* **REQUIRED WORK**: Read through the records. Copy each line that has the word "page".

Top of RAW DATA

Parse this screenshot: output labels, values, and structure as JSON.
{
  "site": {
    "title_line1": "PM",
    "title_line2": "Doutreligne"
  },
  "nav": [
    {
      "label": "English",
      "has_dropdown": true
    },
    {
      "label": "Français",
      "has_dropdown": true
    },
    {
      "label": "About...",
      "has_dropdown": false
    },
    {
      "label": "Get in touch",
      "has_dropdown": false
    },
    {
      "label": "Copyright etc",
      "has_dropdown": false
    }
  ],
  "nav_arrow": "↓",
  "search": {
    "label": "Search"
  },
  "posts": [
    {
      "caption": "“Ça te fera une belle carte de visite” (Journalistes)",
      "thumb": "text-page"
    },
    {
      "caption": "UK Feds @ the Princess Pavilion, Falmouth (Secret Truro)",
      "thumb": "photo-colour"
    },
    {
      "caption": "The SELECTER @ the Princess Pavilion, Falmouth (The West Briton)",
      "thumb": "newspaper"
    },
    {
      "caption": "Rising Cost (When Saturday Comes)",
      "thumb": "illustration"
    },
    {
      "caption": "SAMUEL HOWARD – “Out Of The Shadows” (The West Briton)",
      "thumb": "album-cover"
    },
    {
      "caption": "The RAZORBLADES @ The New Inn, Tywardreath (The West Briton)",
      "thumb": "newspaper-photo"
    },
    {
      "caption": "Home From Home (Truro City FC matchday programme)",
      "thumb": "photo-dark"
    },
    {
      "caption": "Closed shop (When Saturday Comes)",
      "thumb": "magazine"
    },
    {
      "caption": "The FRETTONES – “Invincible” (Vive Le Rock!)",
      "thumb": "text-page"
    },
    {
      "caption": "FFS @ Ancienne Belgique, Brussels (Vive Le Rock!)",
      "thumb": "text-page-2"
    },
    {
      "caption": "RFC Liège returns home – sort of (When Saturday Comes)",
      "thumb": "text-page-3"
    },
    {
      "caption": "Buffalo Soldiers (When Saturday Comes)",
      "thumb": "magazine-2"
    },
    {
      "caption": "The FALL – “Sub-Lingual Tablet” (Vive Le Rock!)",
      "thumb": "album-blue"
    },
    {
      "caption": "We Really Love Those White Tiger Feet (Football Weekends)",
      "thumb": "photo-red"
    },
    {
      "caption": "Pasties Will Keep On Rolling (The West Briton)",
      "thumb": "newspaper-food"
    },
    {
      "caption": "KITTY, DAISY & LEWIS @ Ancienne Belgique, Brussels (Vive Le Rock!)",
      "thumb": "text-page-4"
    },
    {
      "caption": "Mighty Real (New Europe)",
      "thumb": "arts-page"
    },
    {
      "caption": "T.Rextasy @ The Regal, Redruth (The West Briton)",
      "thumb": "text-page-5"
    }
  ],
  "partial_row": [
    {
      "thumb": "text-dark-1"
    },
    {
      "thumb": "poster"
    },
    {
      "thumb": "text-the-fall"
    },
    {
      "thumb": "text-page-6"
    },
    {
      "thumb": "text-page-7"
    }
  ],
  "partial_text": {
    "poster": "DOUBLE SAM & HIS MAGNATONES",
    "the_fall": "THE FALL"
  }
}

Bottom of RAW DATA

* **YOUR RESPONSE**:
      "thumb": "text-page"
      "thumb": "text-page"
      "thumb": "text-page-2"
      "thumb": "text-page-3"
      "thumb": "text-page-4"
      "thumb": "arts-page"
      "thumb": "text-page-5"
      "thumb": "text-page-6"
      "thumb": "text-page-7"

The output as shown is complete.